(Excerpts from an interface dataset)
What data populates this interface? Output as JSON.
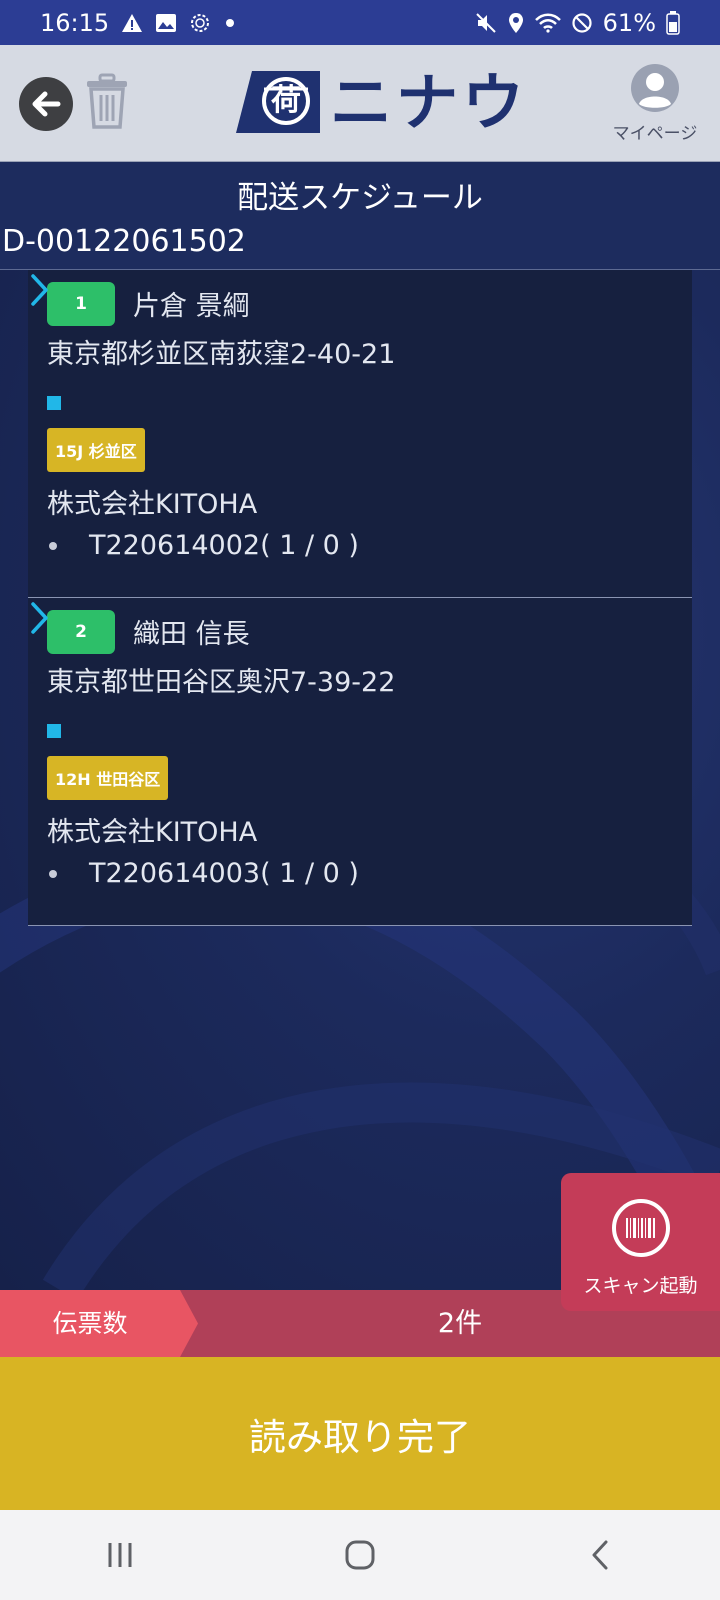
{
  "status_bar": {
    "time": "16:15",
    "battery": "61%",
    "notification_icons": [
      "warning-icon",
      "image-icon",
      "sync-icon",
      "dot-icon"
    ],
    "system_icons": [
      "mute-icon",
      "location-icon",
      "wifi-icon",
      "dnd-icon",
      "battery-icon"
    ]
  },
  "header": {
    "logo_text": "ニナウ",
    "logo_emblem": "荷",
    "mypage_label": "マイページ"
  },
  "title_band": {
    "title": "配送スケジュール",
    "delivery_id": "D-00122061502"
  },
  "deliveries": [
    {
      "seq": "1",
      "recipient": "片倉 景綱",
      "address": "東京都杉並区南荻窪2-40-21",
      "area_tag": "15J 杉並区",
      "company": "株式会社KITOHA",
      "tracking": "T220614002( 1 / 0 )"
    },
    {
      "seq": "2",
      "recipient": "織田 信長",
      "address": "東京都世田谷区奥沢7-39-22",
      "area_tag": "12H 世田谷区",
      "company": "株式会社KITOHA",
      "tracking": "T220614003( 1 / 0 )"
    }
  ],
  "scan_fab": {
    "label": "スキャン起動"
  },
  "count_bar": {
    "label": "伝票数",
    "value": "2件"
  },
  "complete_button": {
    "label": "読み取り完了"
  },
  "colors": {
    "status_bar": "#2c3d94",
    "header_bg": "#d6dae3",
    "title_band": "#1d2c5e",
    "badge_green": "#2dbf69",
    "area_tag_yellow": "#d7b525",
    "chevron_cyan": "#21b7e8",
    "scan_red": "#c43c58",
    "count_bar": "#b04058",
    "count_label": "#e85563",
    "complete_yellow": "#d8b423"
  }
}
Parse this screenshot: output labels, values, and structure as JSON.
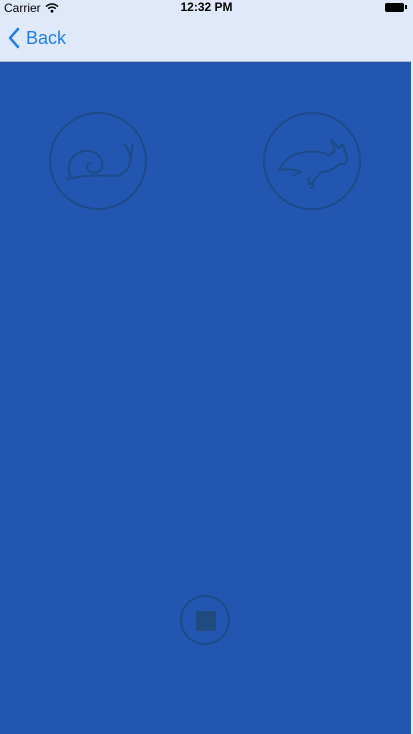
{
  "status_bar": {
    "carrier": "Carrier",
    "time": "12:32 PM",
    "wifi_icon": "wifi-icon",
    "battery_icon": "battery-icon"
  },
  "nav": {
    "back_label": "Back",
    "back_icon": "chevron-left-icon"
  },
  "controls": {
    "slow_icon": "snail-icon",
    "fast_icon": "rabbit-icon",
    "stop_icon": "stop-icon"
  },
  "colors": {
    "background": "#2356b0",
    "bar": "#e0e9f9",
    "accent": "#1f7ee8",
    "control_stroke": "#1e4a87"
  }
}
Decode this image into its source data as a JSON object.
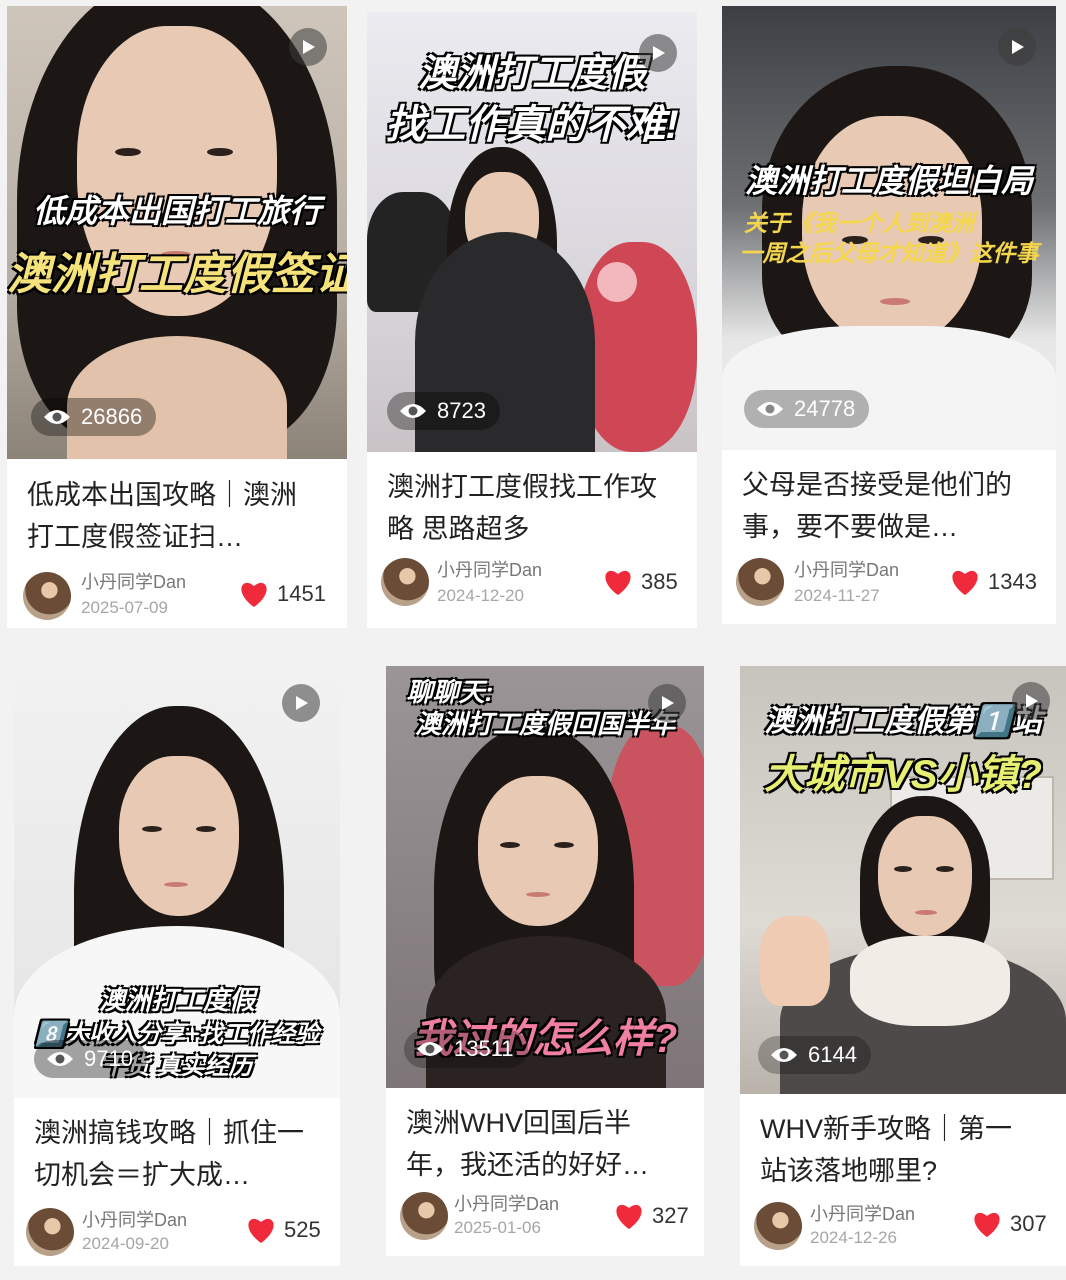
{
  "cards": [
    {
      "overlay_lines": [
        "低成本出国打工旅行",
        "澳洲打工度假签证"
      ],
      "views": "26866",
      "title": "低成本出国攻略｜澳洲打工度假签证扫…",
      "author": "小丹同学Dan",
      "date": "2025-07-09",
      "likes": "1451"
    },
    {
      "overlay_lines": [
        "澳洲打工度假",
        "找工作真的不难!"
      ],
      "views": "8723",
      "title": "澳洲打工度假找工作攻略 思路超多",
      "author": "小丹同学Dan",
      "date": "2024-12-20",
      "likes": "385"
    },
    {
      "overlay_lines": [
        "澳洲打工度假坦白局",
        "关于《我一个人到澳洲",
        "一周之后父母才知道》这件事"
      ],
      "views": "24778",
      "title": "父母是否接受是他们的事，要不要做是…",
      "author": "小丹同学Dan",
      "date": "2024-11-27",
      "likes": "1343"
    },
    {
      "overlay_lines": [
        "澳洲打工度假",
        "8️⃣大收入分享+找工作经验",
        "干货 真实经历"
      ],
      "views": "9710",
      "title": "澳洲搞钱攻略｜抓住一切机会＝扩大成…",
      "author": "小丹同学Dan",
      "date": "2024-09-20",
      "likes": "525"
    },
    {
      "overlay_lines": [
        "聊聊天:",
        "澳洲打工度假回国半年",
        "我过的怎么样?"
      ],
      "views": "13511",
      "title": "澳洲WHV回国后半年，我还活的好好…",
      "author": "小丹同学Dan",
      "date": "2025-01-06",
      "likes": "327"
    },
    {
      "overlay_lines": [
        "澳洲打工度假第1️⃣站",
        "大城市VS小镇?"
      ],
      "views": "6144",
      "title": "WHV新手攻略｜第一站该落地哪里?",
      "author": "小丹同学Dan",
      "date": "2024-12-26",
      "likes": "307"
    }
  ],
  "icons": {
    "play": "play-icon",
    "views": "eye-icon",
    "likes": "heart-icon"
  },
  "colors": {
    "heart": "#ef2b3b",
    "title_text": "#222222",
    "meta_text": "#a6a6a6"
  }
}
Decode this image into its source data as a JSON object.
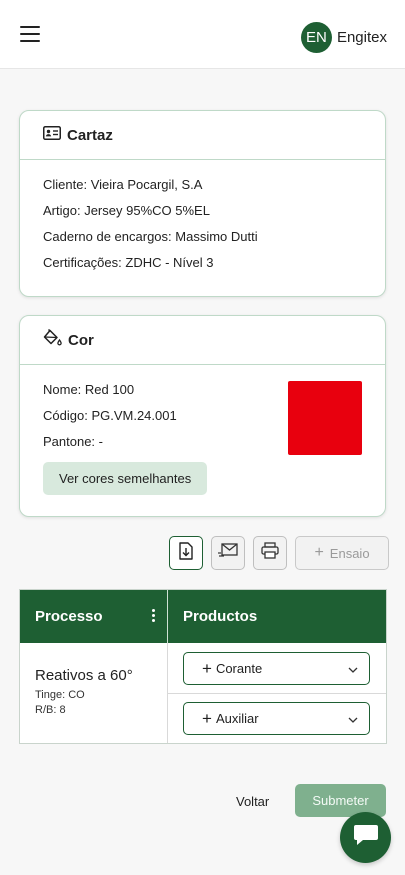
{
  "header": {
    "avatar_initials": "EN",
    "company": "Engitex"
  },
  "cartaz": {
    "title": "Cartaz",
    "fields": [
      {
        "label": "Cliente:",
        "value": "Vieira Pocargil, S.A"
      },
      {
        "label": "Artigo:",
        "value": "Jersey 95%CO 5%EL"
      },
      {
        "label": "Caderno de encargos:",
        "value": "Massimo Dutti"
      },
      {
        "label": "Certificações:",
        "value": " ZDHC - Nível 3"
      }
    ]
  },
  "cor": {
    "title": "Cor",
    "fields": [
      {
        "label": "Nome:",
        "value": "Red 100"
      },
      {
        "label": "Código:",
        "value": "PG.VM.24.001"
      },
      {
        "label": "Pantone:",
        "value": "-"
      }
    ],
    "swatch_color": "#e8000e",
    "similar_button": "Ver cores semelhantes"
  },
  "toolbar": {
    "icons": [
      "download-file-icon",
      "email-icon",
      "print-icon"
    ],
    "ensaio_label": "Ensaio"
  },
  "table": {
    "headers": [
      "Processo",
      "Productos"
    ],
    "process_name": "Reativos a 60°",
    "process_details": [
      "Tinge: CO",
      "R/B: 8"
    ],
    "products": [
      "Corante",
      "Auxiliar"
    ]
  },
  "footer": {
    "back_label": "Voltar",
    "submit_label": "Submeter"
  },
  "colors": {
    "brand_green": "#1e5f33",
    "submit_disabled": "#7fb08e"
  }
}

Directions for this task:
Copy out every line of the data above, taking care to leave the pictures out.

Answer to this task:
What data populates this interface? Output as JSON.
{
  "status_bar": {
    "time": "16:15",
    "battery": "61%",
    "notification_icons": [
      "warning-icon",
      "image-icon",
      "sync-icon",
      "dot-icon"
    ],
    "system_icons": [
      "mute-icon",
      "location-icon",
      "wifi-icon",
      "dnd-icon",
      "battery-icon"
    ]
  },
  "header": {
    "logo_text": "ニナウ",
    "logo_emblem": "荷",
    "mypage_label": "マイページ"
  },
  "title_band": {
    "title": "配送スケジュール",
    "delivery_id": "D-00122061502"
  },
  "deliveries": [
    {
      "seq": "1",
      "recipient": "片倉 景綱",
      "address": "東京都杉並区南荻窪2-40-21",
      "area_tag": "15J 杉並区",
      "company": "株式会社KITOHA",
      "tracking": "T220614002( 1 / 0 )"
    },
    {
      "seq": "2",
      "recipient": "織田 信長",
      "address": "東京都世田谷区奥沢7-39-22",
      "area_tag": "12H 世田谷区",
      "company": "株式会社KITOHA",
      "tracking": "T220614003( 1 / 0 )"
    }
  ],
  "scan_fab": {
    "label": "スキャン起動"
  },
  "count_bar": {
    "label": "伝票数",
    "value": "2件"
  },
  "complete_button": {
    "label": "読み取り完了"
  },
  "colors": {
    "status_bar": "#2c3d94",
    "header_bg": "#d6dae3",
    "title_band": "#1d2c5e",
    "badge_green": "#2dbf69",
    "area_tag_yellow": "#d7b525",
    "chevron_cyan": "#21b7e8",
    "scan_red": "#c43c58",
    "count_bar": "#b04058",
    "count_label": "#e85563",
    "complete_yellow": "#d8b423"
  }
}
Parse this screenshot: output labels, values, and structure as JSON.
{
  "status_bar": {
    "carrier": "Carrier",
    "time": "12:32 PM",
    "wifi_icon": "wifi-icon",
    "battery_icon": "battery-icon"
  },
  "nav": {
    "back_label": "Back",
    "back_icon": "chevron-left-icon"
  },
  "controls": {
    "slow_icon": "snail-icon",
    "fast_icon": "rabbit-icon",
    "stop_icon": "stop-icon"
  },
  "colors": {
    "background": "#2356b0",
    "bar": "#e0e9f9",
    "accent": "#1f7ee8",
    "control_stroke": "#1e4a87"
  }
}
Decode this image into its source data as a JSON object.
{
  "cards": [
    {
      "overlay_lines": [
        "低成本出国打工旅行",
        "澳洲打工度假签证"
      ],
      "views": "26866",
      "title": "低成本出国攻略｜澳洲打工度假签证扫…",
      "author": "小丹同学Dan",
      "date": "2025-07-09",
      "likes": "1451"
    },
    {
      "overlay_lines": [
        "澳洲打工度假",
        "找工作真的不难!"
      ],
      "views": "8723",
      "title": "澳洲打工度假找工作攻略 思路超多",
      "author": "小丹同学Dan",
      "date": "2024-12-20",
      "likes": "385"
    },
    {
      "overlay_lines": [
        "澳洲打工度假坦白局",
        "关于《我一个人到澳洲",
        "一周之后父母才知道》这件事"
      ],
      "views": "24778",
      "title": "父母是否接受是他们的事，要不要做是…",
      "author": "小丹同学Dan",
      "date": "2024-11-27",
      "likes": "1343"
    },
    {
      "overlay_lines": [
        "澳洲打工度假",
        "8️⃣大收入分享+找工作经验",
        "干货 真实经历"
      ],
      "views": "9710",
      "title": "澳洲搞钱攻略｜抓住一切机会＝扩大成…",
      "author": "小丹同学Dan",
      "date": "2024-09-20",
      "likes": "525"
    },
    {
      "overlay_lines": [
        "聊聊天:",
        "澳洲打工度假回国半年",
        "我过的怎么样?"
      ],
      "views": "13511",
      "title": "澳洲WHV回国后半年，我还活的好好…",
      "author": "小丹同学Dan",
      "date": "2025-01-06",
      "likes": "327"
    },
    {
      "overlay_lines": [
        "澳洲打工度假第1️⃣站",
        "大城市VS小镇?"
      ],
      "views": "6144",
      "title": "WHV新手攻略｜第一站该落地哪里?",
      "author": "小丹同学Dan",
      "date": "2024-12-26",
      "likes": "307"
    }
  ],
  "icons": {
    "play": "play-icon",
    "views": "eye-icon",
    "likes": "heart-icon"
  },
  "colors": {
    "heart": "#ef2b3b",
    "title_text": "#222222",
    "meta_text": "#a6a6a6"
  }
}
Decode this image into its source data as a JSON object.
{
  "header": {
    "avatar_initials": "EN",
    "company": "Engitex"
  },
  "cartaz": {
    "title": "Cartaz",
    "fields": [
      {
        "label": "Cliente:",
        "value": "Vieira Pocargil, S.A"
      },
      {
        "label": "Artigo:",
        "value": "Jersey 95%CO 5%EL"
      },
      {
        "label": "Caderno de encargos:",
        "value": "Massimo Dutti"
      },
      {
        "label": "Certificações:",
        "value": " ZDHC - Nível 3"
      }
    ]
  },
  "cor": {
    "title": "Cor",
    "fields": [
      {
        "label": "Nome:",
        "value": "Red 100"
      },
      {
        "label": "Código:",
        "value": "PG.VM.24.001"
      },
      {
        "label": "Pantone:",
        "value": "-"
      }
    ],
    "swatch_color": "#e8000e",
    "similar_button": "Ver cores semelhantes"
  },
  "toolbar": {
    "icons": [
      "download-file-icon",
      "email-icon",
      "print-icon"
    ],
    "ensaio_label": "Ensaio"
  },
  "table": {
    "headers": [
      "Processo",
      "Productos"
    ],
    "process_name": "Reativos a 60°",
    "process_details": [
      "Tinge: CO",
      "R/B: 8"
    ],
    "products": [
      "Corante",
      "Auxiliar"
    ]
  },
  "footer": {
    "back_label": "Voltar",
    "submit_label": "Submeter"
  },
  "colors": {
    "brand_green": "#1e5f33",
    "submit_disabled": "#7fb08e"
  }
}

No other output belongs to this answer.